144 — Nomenclature for weather, 147 - Occasional observations,
150 — Squalls, storms, and hurricanes or cyclones, 150 — Winds,
154 — Clouds and fogs, 155 — Temperature of the sea, 155 — Blue
colour of the sea, 156 - · Observations in port or on shore, 157 —
Waterspouts, bull's-eye squalls, whirlwinds, 158 — Showers of dust
or ashes, 159 — Thunderstorms, lightning, fireballs, &c., 159 —
Atmospheric electricity, 160 — Auroral phenomena, 161 — Halos,
parhelia, mock-suns, 162 — Zodiacal light and meteors, 162 -
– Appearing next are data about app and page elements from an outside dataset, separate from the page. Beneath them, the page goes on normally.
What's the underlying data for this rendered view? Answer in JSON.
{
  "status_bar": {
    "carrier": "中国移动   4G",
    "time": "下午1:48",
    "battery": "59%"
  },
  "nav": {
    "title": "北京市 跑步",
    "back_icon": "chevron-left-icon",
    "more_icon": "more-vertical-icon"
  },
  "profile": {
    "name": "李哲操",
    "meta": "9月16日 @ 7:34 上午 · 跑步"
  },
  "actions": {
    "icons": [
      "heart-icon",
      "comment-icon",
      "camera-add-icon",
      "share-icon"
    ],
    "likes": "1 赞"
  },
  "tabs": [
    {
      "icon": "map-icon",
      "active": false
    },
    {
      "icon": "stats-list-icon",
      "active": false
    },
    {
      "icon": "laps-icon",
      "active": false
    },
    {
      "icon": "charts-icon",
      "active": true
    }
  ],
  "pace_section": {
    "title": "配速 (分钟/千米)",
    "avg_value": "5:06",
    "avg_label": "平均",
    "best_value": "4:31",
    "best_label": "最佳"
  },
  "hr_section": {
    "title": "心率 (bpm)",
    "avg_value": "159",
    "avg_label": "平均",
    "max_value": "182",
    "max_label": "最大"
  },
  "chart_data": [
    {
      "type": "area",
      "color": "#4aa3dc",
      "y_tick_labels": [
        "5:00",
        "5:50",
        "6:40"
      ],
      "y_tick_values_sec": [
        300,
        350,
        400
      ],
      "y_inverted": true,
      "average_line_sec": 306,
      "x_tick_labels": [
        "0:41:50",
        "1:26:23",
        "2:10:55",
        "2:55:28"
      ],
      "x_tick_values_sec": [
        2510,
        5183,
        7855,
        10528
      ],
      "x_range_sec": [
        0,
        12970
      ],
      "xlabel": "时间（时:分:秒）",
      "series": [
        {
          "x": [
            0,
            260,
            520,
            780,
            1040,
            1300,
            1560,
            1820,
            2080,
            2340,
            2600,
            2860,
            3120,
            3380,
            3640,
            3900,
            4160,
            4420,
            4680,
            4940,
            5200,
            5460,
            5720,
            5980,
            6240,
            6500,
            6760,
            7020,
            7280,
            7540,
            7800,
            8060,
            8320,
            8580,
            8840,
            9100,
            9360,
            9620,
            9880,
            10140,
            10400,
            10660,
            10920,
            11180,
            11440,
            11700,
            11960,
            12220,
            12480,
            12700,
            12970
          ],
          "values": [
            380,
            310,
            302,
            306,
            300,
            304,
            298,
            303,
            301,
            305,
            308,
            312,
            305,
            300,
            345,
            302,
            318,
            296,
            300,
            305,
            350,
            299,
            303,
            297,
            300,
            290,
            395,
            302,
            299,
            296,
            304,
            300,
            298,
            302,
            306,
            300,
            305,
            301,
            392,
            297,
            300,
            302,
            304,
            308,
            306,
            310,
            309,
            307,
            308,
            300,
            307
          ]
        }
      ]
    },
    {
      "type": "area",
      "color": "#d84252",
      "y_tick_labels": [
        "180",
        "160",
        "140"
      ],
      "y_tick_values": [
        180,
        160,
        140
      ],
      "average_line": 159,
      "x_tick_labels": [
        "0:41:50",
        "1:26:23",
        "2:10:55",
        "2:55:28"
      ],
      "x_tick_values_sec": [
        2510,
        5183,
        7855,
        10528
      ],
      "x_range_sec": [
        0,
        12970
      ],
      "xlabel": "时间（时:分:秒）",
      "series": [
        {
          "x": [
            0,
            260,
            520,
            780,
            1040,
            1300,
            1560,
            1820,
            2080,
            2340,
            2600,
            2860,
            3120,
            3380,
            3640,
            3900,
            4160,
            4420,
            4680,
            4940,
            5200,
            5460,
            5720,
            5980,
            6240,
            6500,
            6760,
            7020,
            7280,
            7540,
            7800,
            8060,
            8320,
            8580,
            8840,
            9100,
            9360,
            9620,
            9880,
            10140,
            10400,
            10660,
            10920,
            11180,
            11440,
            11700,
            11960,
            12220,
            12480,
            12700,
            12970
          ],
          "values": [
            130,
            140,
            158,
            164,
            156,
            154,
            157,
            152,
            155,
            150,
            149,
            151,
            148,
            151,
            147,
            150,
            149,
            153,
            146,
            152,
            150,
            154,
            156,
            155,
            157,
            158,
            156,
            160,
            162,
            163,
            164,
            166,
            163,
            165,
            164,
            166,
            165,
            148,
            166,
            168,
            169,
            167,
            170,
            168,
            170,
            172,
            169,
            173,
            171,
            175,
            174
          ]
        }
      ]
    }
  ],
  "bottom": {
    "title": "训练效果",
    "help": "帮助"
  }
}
Table of corrections for capillarity of barometer tube, 163 — Table
of corrections for temperature to barometric rendings, 164-5 — Table
of elastic force of aqueous vapour for every degree of temperature,
166 — Table of pressures of wind on a square foot for different
heights of the column of water in Lind's wind-gauge, 166 — Table
of factors for reduction to 60° Fahr. in observations with the acti-
nometer, 167 - Table for ascertaining altitudes with the barometer,
with mode of use, 168-9.
SECOND DIVISION, SECTION 3.
ON ATMOSPHERIC WAVES AND BAROMETRIC CURVES.
INTRODUCTION : Professor Dove's theory of compensating currents in
the temperate zones, 170 — General characteristics of the atmo-
spheric wave, 172 — Instance of the course of an atmospheric wave
well observed, 173— Best stations for observing, 173. OBSERVA-
TIONS : Centre of great barometric disturbance on the north-west of
Scotland, 177 — Equatorial depression of the barometer, 177 — Ne-
cessity of observations at Cape Horn and the Cape of Good Hope,
179 — Calm state of the atmosphere at St. Helena, 179 - Places at
which observations could profitably be made, 180 — The meteoro-
logical character of the Indian Ocean well known, 181 - Professor
Meldrum's paper on the Meteorology of the Indian Ocean referred
to, 181 — Example of a gale experienced by the ship • Fanny Fisher,'
182— Directions for avoiding the fury of the Atmospheric Wave, 184
- Diagrams representing Dove's Atmospheric Wave, Redfield and
Reid's Rotatory Storms, and Cyclonic Converging Segments, 185 —
Places within the Tropics that require most attention, 186 — Extra
THIRD DIVISION, SECTION 1.
Rapid increase in the study of Geography of late years, 190 — Defects
pointed out, 190 — Precautions to be used by the geographer in
observing, 191 — PHYSICAL GEOGRAPHY, 193 — Importance of physi-